The government of the Central African Republic has presented what it calls evidence of a military coup against President Ange-Felix Patasse. The government has also arrested a parliamentary leader who it says was part of the alleged plot.
The government of the Central African Republic says it has a tape of a telephone conversation that shows former army chief, General Francois Bozize was preparing to topple President Ange-Felix Patasse. The general has denied the charge. However, aides to the president said they have made the evidence available to foreign governments.
General Bozize fled the capital, Bangui, on Wednesday, after government troops attacked and routed mutinous soldiers loyal to him. The rebels had opposed attempts to take General Bozize into custody.
General Lamine Cisse, a U.N. representative in the Central African Republic, insists he only received what the government says was a written transcript of the tape. VOA asked him whether, in the document, General Bozize spoke about overthrowing the government.
General Cisse said he read absolutely no such thing in the text. According to him, the transcript only showed the former army chief speaking by phone with a man in Brussels named "Jean-Pierre." General Cisse added that the two men spoke about what he called an unspecified "assistance problem."
Meanwhile, on Thursday, presidential spokesman Prosper Ndouba confirmed the arrest of Jean-Serge Wafio, a senior parliamentary official who belongs to General Bozize's ethnic Gbaya group.
The spokesman said Mr. Wafio, a vice president of parliament, was taken into custody for reasons which include his close ties with General Bozize.
Mr. Wafio's response to the charges are not known. Efforts to contact his family and friends were unsuccessful.
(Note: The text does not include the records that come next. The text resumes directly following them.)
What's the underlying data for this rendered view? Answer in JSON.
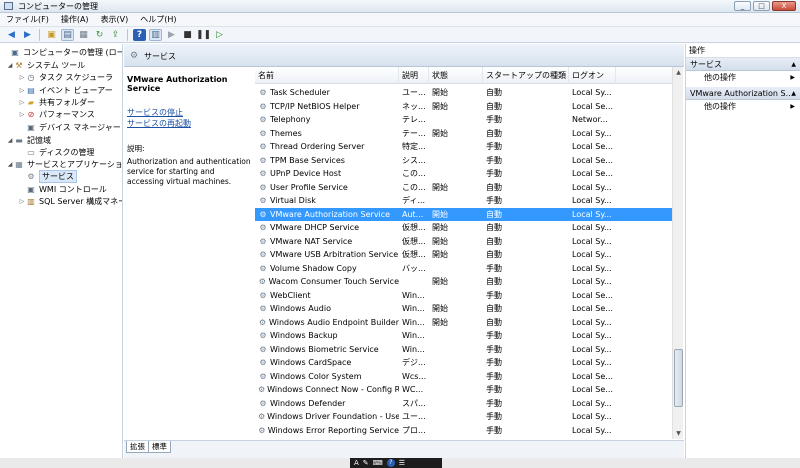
{
  "window": {
    "title": "コンピューターの管理",
    "buttons": {
      "minimize": "_",
      "maximize": "□",
      "close": "X"
    }
  },
  "menu": [
    "ファイル(F)",
    "操作(A)",
    "表示(V)",
    "ヘルプ(H)"
  ],
  "toolbar": [
    "back-icon",
    "forward-icon",
    "up-icon",
    "show-tree-icon",
    "properties-icon",
    "refresh-icon",
    "export-icon",
    "help-icon",
    "view-icon",
    "play-icon",
    "stop-icon",
    "pause-icon",
    "restart-icon"
  ],
  "tree": [
    {
      "label": "コンピューターの管理 (ローカ",
      "icon": "computer-icon",
      "exp": ""
    },
    {
      "label": "システム ツール",
      "icon": "tools-icon",
      "exp": "◢"
    },
    {
      "label": "タスク スケジューラ",
      "icon": "clock-icon",
      "exp": "▷"
    },
    {
      "label": "イベント ビューアー",
      "icon": "event-icon",
      "exp": "▷"
    },
    {
      "label": "共有フォルダー",
      "icon": "folder-icon",
      "exp": "▷"
    },
    {
      "label": "パフォーマンス",
      "icon": "performance-icon",
      "exp": "▷"
    },
    {
      "label": "デバイス マネージャー",
      "icon": "device-icon",
      "exp": ""
    },
    {
      "label": "記憶域",
      "icon": "storage-icon",
      "exp": "◢"
    },
    {
      "label": "ディスクの管理",
      "icon": "disk-icon",
      "exp": ""
    },
    {
      "label": "サービスとアプリケーション",
      "icon": "apps-icon",
      "exp": "◢"
    },
    {
      "label": "サービス",
      "icon": "gear-icon",
      "exp": ""
    },
    {
      "label": "WMI コントロール",
      "icon": "wmi-icon",
      "exp": ""
    },
    {
      "label": "SQL Server 構成マネー",
      "icon": "sql-icon",
      "exp": "▷"
    }
  ],
  "pane_header": "サービス",
  "description": {
    "service_name": "VMware Authorization Service",
    "stop_link": "サービスの停止",
    "restart_link": "サービスの再起動",
    "label": "説明:",
    "text": "Authorization and authentication service for starting and accessing virtual machines."
  },
  "columns": [
    "名前",
    "説明",
    "状態",
    "スタートアップの種類",
    "ログオン"
  ],
  "services": [
    [
      "Task Scheduler",
      "ユー...",
      "開始",
      "自動",
      "Local Sy..."
    ],
    [
      "TCP/IP NetBIOS Helper",
      "ネッ...",
      "開始",
      "自動",
      "Local Se..."
    ],
    [
      "Telephony",
      "テレ...",
      "",
      "手動",
      "Networ..."
    ],
    [
      "Themes",
      "テー...",
      "開始",
      "自動",
      "Local Sy..."
    ],
    [
      "Thread Ordering Server",
      "特定...",
      "",
      "手動",
      "Local Se..."
    ],
    [
      "TPM Base Services",
      "シス...",
      "",
      "手動",
      "Local Se..."
    ],
    [
      "UPnP Device Host",
      "この...",
      "",
      "手動",
      "Local Se..."
    ],
    [
      "User Profile Service",
      "この...",
      "開始",
      "自動",
      "Local Sy..."
    ],
    [
      "Virtual Disk",
      "ディ...",
      "",
      "手動",
      "Local Sy..."
    ],
    [
      "VMware Authorization Service",
      "Aut...",
      "開始",
      "自動",
      "Local Sy..."
    ],
    [
      "VMware DHCP Service",
      "仮想...",
      "開始",
      "自動",
      "Local Sy..."
    ],
    [
      "VMware NAT Service",
      "仮想...",
      "開始",
      "自動",
      "Local Sy..."
    ],
    [
      "VMware USB Arbitration Service",
      "仮想...",
      "開始",
      "自動",
      "Local Sy..."
    ],
    [
      "Volume Shadow Copy",
      "バッ...",
      "",
      "手動",
      "Local Sy..."
    ],
    [
      "Wacom Consumer Touch Service",
      "",
      "開始",
      "自動",
      "Local Sy..."
    ],
    [
      "WebClient",
      "Win...",
      "",
      "手動",
      "Local Se..."
    ],
    [
      "Windows Audio",
      "Win...",
      "開始",
      "自動",
      "Local Se..."
    ],
    [
      "Windows Audio Endpoint Builder",
      "Win...",
      "開始",
      "自動",
      "Local Sy..."
    ],
    [
      "Windows Backup",
      "Win...",
      "",
      "手動",
      "Local Sy..."
    ],
    [
      "Windows Biometric Service",
      "Win...",
      "",
      "手動",
      "Local Sy..."
    ],
    [
      "Windows CardSpace",
      "デジ...",
      "",
      "手動",
      "Local Sy..."
    ],
    [
      "Windows Color System",
      "Wcs...",
      "",
      "手動",
      "Local Se..."
    ],
    [
      "Windows Connect Now - Config R...",
      "WC...",
      "",
      "手動",
      "Local Se..."
    ],
    [
      "Windows Defender",
      "スパ...",
      "",
      "手動",
      "Local Sy..."
    ],
    [
      "Windows Driver Foundation - User...",
      "ユー...",
      "",
      "手動",
      "Local Sy..."
    ],
    [
      "Windows Error Reporting Service",
      "プロ...",
      "",
      "手動",
      "Local Sy..."
    ]
  ],
  "selected_service": "VMware Authorization Service",
  "tabs": [
    "拡張",
    "標準"
  ],
  "actions": {
    "title": "操作",
    "sections": [
      {
        "header": "サービス",
        "items": [
          "他の操作"
        ]
      },
      {
        "header": "VMware Authorization S...",
        "items": [
          "他の操作"
        ]
      }
    ]
  },
  "colors": {
    "selection": "#3399ff",
    "link": "#1a4fa3"
  }
}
General Bozize was widely credited with helping Mr. Patasse put down three previous uprisings, in 1996, 1997, and last May.